#### Data records

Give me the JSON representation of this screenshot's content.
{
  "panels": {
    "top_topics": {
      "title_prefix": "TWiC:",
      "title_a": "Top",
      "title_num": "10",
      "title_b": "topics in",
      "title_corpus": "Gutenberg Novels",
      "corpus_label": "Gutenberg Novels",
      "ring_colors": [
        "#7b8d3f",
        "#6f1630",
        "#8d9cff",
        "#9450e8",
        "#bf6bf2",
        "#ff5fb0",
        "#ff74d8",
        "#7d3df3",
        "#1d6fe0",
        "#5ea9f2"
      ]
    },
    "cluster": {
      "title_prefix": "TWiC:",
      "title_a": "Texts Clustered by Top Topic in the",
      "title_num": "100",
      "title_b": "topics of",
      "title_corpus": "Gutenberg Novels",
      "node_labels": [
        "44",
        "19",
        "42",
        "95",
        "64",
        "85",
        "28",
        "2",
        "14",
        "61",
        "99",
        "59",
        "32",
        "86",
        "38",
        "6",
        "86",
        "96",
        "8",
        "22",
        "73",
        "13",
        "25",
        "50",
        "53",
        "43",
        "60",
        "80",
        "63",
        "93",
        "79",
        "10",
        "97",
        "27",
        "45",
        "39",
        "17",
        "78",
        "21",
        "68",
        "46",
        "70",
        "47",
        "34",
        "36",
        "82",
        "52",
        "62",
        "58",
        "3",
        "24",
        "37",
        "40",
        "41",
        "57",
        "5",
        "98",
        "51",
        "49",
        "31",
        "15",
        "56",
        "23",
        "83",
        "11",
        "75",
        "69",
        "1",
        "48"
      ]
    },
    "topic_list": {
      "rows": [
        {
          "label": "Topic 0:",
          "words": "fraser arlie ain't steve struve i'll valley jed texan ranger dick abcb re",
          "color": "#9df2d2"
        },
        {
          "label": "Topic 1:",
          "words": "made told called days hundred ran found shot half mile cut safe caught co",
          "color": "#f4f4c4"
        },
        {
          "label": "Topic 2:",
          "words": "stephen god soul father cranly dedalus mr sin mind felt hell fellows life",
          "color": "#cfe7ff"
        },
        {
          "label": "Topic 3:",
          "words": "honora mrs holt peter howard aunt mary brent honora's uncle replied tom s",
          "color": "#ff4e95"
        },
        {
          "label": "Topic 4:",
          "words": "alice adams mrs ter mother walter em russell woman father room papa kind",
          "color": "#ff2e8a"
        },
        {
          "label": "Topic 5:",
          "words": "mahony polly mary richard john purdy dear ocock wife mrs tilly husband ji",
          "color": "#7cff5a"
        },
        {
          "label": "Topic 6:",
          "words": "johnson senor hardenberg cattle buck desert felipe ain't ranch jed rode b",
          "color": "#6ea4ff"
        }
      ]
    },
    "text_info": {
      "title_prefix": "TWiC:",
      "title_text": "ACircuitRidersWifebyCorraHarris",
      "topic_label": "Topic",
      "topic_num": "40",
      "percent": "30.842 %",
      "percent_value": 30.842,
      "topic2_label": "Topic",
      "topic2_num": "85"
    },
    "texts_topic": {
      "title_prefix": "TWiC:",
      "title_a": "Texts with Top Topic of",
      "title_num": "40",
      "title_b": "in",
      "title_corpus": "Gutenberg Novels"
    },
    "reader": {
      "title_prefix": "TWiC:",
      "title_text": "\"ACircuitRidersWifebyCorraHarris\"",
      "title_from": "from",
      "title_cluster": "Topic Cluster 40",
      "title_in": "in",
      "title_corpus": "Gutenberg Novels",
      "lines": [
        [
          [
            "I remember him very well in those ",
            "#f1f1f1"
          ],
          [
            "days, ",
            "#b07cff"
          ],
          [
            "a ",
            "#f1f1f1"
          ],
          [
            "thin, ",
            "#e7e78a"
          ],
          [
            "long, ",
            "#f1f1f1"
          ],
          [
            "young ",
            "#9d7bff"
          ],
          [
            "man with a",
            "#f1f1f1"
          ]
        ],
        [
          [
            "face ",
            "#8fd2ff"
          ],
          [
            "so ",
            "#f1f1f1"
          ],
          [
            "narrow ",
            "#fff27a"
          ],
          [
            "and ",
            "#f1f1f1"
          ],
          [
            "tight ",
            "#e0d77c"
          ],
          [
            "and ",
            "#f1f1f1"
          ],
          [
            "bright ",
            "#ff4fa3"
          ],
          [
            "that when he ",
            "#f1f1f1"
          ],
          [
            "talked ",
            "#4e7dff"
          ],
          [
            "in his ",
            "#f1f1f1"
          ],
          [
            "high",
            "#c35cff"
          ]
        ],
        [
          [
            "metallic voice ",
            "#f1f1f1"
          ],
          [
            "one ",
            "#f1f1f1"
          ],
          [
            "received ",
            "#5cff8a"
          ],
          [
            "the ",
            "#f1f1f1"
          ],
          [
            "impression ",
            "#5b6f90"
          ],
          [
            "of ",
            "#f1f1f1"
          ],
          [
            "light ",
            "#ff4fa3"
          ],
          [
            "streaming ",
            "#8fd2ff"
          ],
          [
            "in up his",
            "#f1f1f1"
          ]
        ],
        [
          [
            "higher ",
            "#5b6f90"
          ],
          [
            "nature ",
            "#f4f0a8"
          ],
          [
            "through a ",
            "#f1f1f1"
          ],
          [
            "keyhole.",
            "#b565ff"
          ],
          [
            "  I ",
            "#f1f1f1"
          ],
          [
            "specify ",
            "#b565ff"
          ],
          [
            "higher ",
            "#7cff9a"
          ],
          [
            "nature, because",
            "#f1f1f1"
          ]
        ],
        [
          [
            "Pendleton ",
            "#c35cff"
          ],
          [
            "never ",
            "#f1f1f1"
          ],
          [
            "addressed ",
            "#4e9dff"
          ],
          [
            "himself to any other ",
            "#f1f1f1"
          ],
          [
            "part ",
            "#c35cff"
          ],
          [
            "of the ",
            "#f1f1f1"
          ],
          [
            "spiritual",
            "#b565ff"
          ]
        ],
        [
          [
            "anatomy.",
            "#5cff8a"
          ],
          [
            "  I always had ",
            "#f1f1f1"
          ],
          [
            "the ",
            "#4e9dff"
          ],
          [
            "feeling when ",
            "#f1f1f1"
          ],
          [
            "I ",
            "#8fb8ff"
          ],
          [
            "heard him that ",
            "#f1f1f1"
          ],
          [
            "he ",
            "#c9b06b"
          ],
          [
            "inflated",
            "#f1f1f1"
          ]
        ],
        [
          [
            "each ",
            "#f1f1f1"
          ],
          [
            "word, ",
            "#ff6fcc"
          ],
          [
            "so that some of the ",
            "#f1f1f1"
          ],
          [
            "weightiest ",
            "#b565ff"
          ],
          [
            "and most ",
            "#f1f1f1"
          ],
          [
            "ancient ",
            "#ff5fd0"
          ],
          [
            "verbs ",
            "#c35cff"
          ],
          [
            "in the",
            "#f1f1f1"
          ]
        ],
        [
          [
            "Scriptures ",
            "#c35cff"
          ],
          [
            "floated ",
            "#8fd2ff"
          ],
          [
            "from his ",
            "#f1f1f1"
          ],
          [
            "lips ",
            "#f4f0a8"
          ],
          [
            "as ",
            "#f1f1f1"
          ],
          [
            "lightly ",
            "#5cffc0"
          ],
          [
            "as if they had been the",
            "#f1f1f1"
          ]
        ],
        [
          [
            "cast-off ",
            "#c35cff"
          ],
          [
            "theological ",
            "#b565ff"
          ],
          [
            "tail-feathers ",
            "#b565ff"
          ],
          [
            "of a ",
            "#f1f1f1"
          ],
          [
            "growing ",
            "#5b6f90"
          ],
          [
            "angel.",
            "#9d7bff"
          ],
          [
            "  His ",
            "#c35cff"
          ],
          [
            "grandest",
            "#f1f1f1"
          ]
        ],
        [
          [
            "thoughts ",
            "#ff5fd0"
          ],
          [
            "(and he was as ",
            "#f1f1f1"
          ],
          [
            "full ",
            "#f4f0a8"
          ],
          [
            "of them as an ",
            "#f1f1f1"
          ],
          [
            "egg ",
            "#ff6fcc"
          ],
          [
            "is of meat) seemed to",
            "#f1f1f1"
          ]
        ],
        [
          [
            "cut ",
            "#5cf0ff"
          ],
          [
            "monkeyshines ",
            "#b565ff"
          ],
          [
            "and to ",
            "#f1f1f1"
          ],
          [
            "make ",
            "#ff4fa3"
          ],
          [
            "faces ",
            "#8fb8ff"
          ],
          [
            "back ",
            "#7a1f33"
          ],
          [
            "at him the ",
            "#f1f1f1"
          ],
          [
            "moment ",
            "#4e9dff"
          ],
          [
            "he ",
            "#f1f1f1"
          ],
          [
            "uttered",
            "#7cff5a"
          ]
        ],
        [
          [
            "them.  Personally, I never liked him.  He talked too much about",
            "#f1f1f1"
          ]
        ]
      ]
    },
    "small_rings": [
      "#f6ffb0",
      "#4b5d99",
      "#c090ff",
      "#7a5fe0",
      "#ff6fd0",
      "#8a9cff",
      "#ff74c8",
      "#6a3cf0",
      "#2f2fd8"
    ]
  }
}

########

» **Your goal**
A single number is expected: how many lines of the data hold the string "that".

» **The completed task**
3